Choose an easily accessible, well-known space for your swap—like a county extension office or nature center—and you’ll ensure that as many seed-lovers as possible can access the event. (Bonus points if your event is convenient to public transportation.) Start liaising with local seed heads and you might even organically find a group willing to donate their space to your swap for the day!
Go digital—and analog—with your promotions.
Don’t think small when it comes to seed swap outreach. Depending on how large-scale you’d like to go, Joyce Pinson, founder of the Appalachian Seed Swap in Pikeville, Kentucky, suggests tapping into a few high profile seed-people or gardening experts to draw a crowd. “As a swap organizer, it helps to have book authors [there] and notable seed savers from out of state,” she says. “With class presenters who travel, [organizers should] offer a stipend.”
Yes, the all-pervasive art of social media promotion is most likely worthwhile here; however, keep in mind that many of the most seasoned seed swappers and enthusiasts might not be extremely online. Reach out to local public radio stations and other community media to run announcements and (if they’re in your budget) advertisements, and don’t discount the power of old-school flyers posted on message boards in local and regional libraries, coffee shops, and universities.
“You will be surprised how many seed people there are in your area,” Chris Kennedy of Cleveland Seed Bank promises.
Have a signature (locally flavored) kick-off.
Ensuring that your seed swap event feels local and, well, fun, is practically as important as the seeds themselves. Creating a signature event allows attendees to have a one-of-a-kind experience to look forward to each year. At the Appalachian Seed Swap, for instance, each event kicks off with a ceremonial cutting of a locally grown squash. “Our seed swap is known for the ‘cutting of the cushaw’ ceremony,” Pinson says. “It still amazes me how enthralled kids and adults get when the seeds are exposed and they can take some home. We make quite a production with that.”
Provide seed-carrying supplies.
Always advise attendees to bring baggies, Sharpies, pens, and paper for their seeds—but be sure to provide extra supplies, just in case swap-goers end up needing to jot down the histories of their new seeds or any word-of-mouth planting wisdoms. And in the likely event anyone forgets their seed-carrying vessels, you’ll want to have extra bags or envelopes handy to provide easy transport.
Offer events beyond simply swapping.
In addition to creating a forum to trade for/optimize next year’s dream harvest of greasy beans and zinnias, many seed swap events also offer opportunities to take in classes, readings, and demonstrations. Dawn Lamm, founder of the Como Community Seed Library in St. Paul, Minnesota, suggests offering themed activities for kids—think seed threshing, seed art, seed bingo, and seed ball making—to make the event a family affair.
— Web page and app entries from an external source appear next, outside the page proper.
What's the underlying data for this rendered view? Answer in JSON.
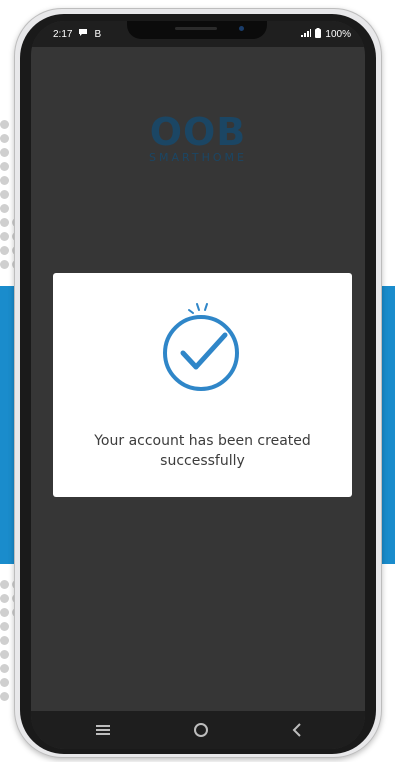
{
  "status_bar": {
    "time": "2:17",
    "notification_letter": "B",
    "battery": "100%"
  },
  "logo": {
    "main": "OOB",
    "sub": "SMARTHOME"
  },
  "dialog": {
    "message": "Your account has been created successfully"
  },
  "colors": {
    "accent_blue": "#1a8ccc",
    "check_blue": "#2f86c8",
    "logo_blue": "#1b4664"
  },
  "nav_icons": [
    "menu-icon",
    "home-circle-icon",
    "back-icon"
  ]
}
Lamm also advises hosting a garden tool swap alongside the swapping of the seeds.
Have a plan for leftover seeds.
Create a contingency plan for where your event’s leftover seeds will go. Lamm suggests reaching out to a local seed library, community garden, or school ahead of time to arrange a donation and thus ensure no good seeds go to waste.
Consider hosting a long-distance swap.
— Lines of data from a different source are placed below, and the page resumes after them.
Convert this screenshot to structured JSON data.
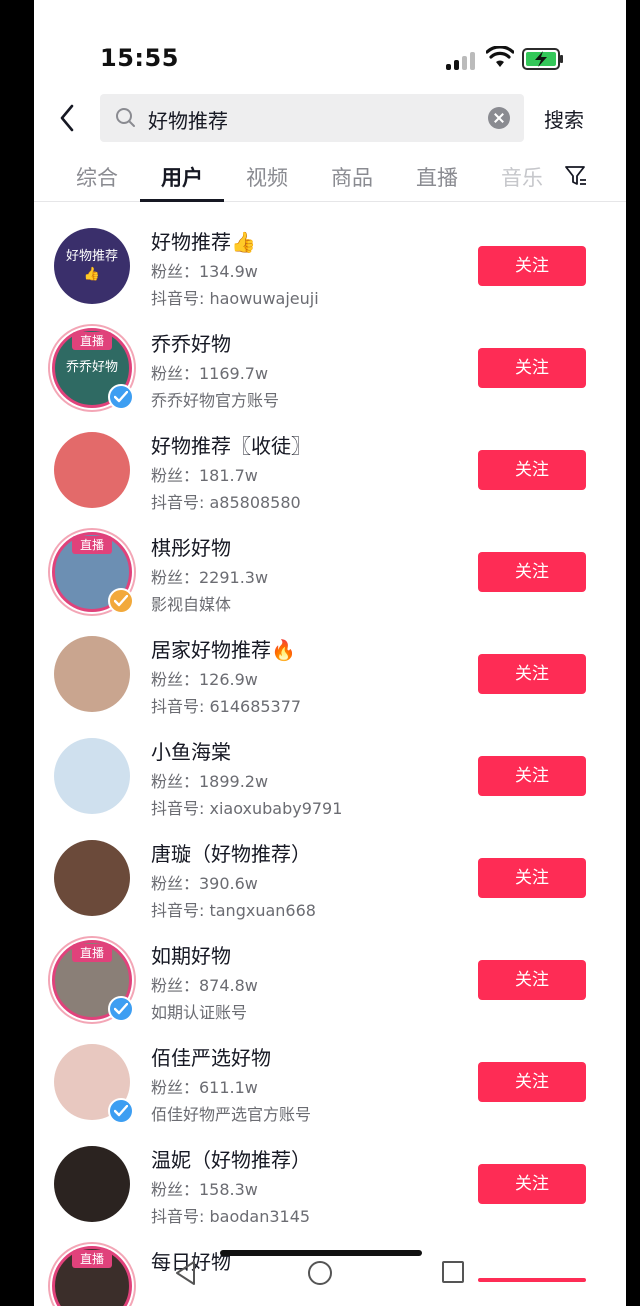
{
  "status_bar": {
    "time": "15:55"
  },
  "search": {
    "query": "好物推荐",
    "submit_label": "搜索"
  },
  "tabs": [
    {
      "label": "综合",
      "active": false
    },
    {
      "label": "用户",
      "active": true
    },
    {
      "label": "视频",
      "active": false
    },
    {
      "label": "商品",
      "active": false
    },
    {
      "label": "直播",
      "active": false
    },
    {
      "label": "音乐",
      "active": false
    }
  ],
  "live_badge": "直播",
  "follow_label": "关注",
  "users": [
    {
      "name": "好物推荐👍",
      "fans": "粉丝：134.9w",
      "sub": "抖音号: haowuwajeuji",
      "live": false,
      "verified": null,
      "avatar_text": "好物推荐👍",
      "avatar_color": "#3a2f6b"
    },
    {
      "name": "乔乔好物",
      "fans": "粉丝：1169.7w",
      "sub": "乔乔好物官方账号",
      "live": true,
      "verified": "blue",
      "avatar_text": "乔乔好物",
      "avatar_color": "#2f6a63"
    },
    {
      "name": "好物推荐〖收徒〗",
      "fans": "粉丝：181.7w",
      "sub": "抖音号: a85808580",
      "live": false,
      "verified": null,
      "avatar_text": "",
      "avatar_color": "#e36a6a"
    },
    {
      "name": "棋彤好物",
      "fans": "粉丝：2291.3w",
      "sub": "影视自媒体",
      "live": true,
      "verified": "gold",
      "avatar_text": "",
      "avatar_color": "#6c8fb3"
    },
    {
      "name": "居家好物推荐🔥",
      "fans": "粉丝：126.9w",
      "sub": "抖音号: 614685377",
      "live": false,
      "verified": null,
      "avatar_text": "",
      "avatar_color": "#c9a58f"
    },
    {
      "name": "小鱼海棠",
      "fans": "粉丝：1899.2w",
      "sub": "抖音号: xiaoxubaby9791",
      "live": false,
      "verified": null,
      "avatar_text": "",
      "avatar_color": "#cfe0ee"
    },
    {
      "name": "唐璇（好物推荐）",
      "fans": "粉丝：390.6w",
      "sub": "抖音号: tangxuan668",
      "live": false,
      "verified": null,
      "avatar_text": "",
      "avatar_color": "#6b4a3a"
    },
    {
      "name": "如期好物",
      "fans": "粉丝：874.8w",
      "sub": "如期认证账号",
      "live": true,
      "verified": "blue",
      "avatar_text": "",
      "avatar_color": "#8a7f77"
    },
    {
      "name": "佰佳严选好物",
      "fans": "粉丝：611.1w",
      "sub": "佰佳好物严选官方账号",
      "live": false,
      "verified": "blue",
      "avatar_text": "",
      "avatar_color": "#e8c8c0"
    },
    {
      "name": "温妮（好物推荐）",
      "fans": "粉丝：158.3w",
      "sub": "抖音号: baodan3145",
      "live": false,
      "verified": null,
      "avatar_text": "",
      "avatar_color": "#2b2320"
    },
    {
      "name": "每日好物",
      "fans": "",
      "sub": "",
      "live": true,
      "verified": null,
      "avatar_text": "",
      "avatar_color": "#3b2e2a"
    }
  ],
  "colors": {
    "accent": "#fe2c55",
    "live": "#e0427b",
    "verified_blue": "#3d9ef2",
    "verified_gold": "#f2a93b"
  }
}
Sure, an in-person seed swap can build community and create an ideal avenue to commune with fellow gardeners, but why not consider throwing a long-distance seed swap alongside the live-action event? Swapping seeds via the mail, or organizing a digital trading post, allows more people to share their seedy gifts and creates an even greater feeling of nurturing and inclusivity.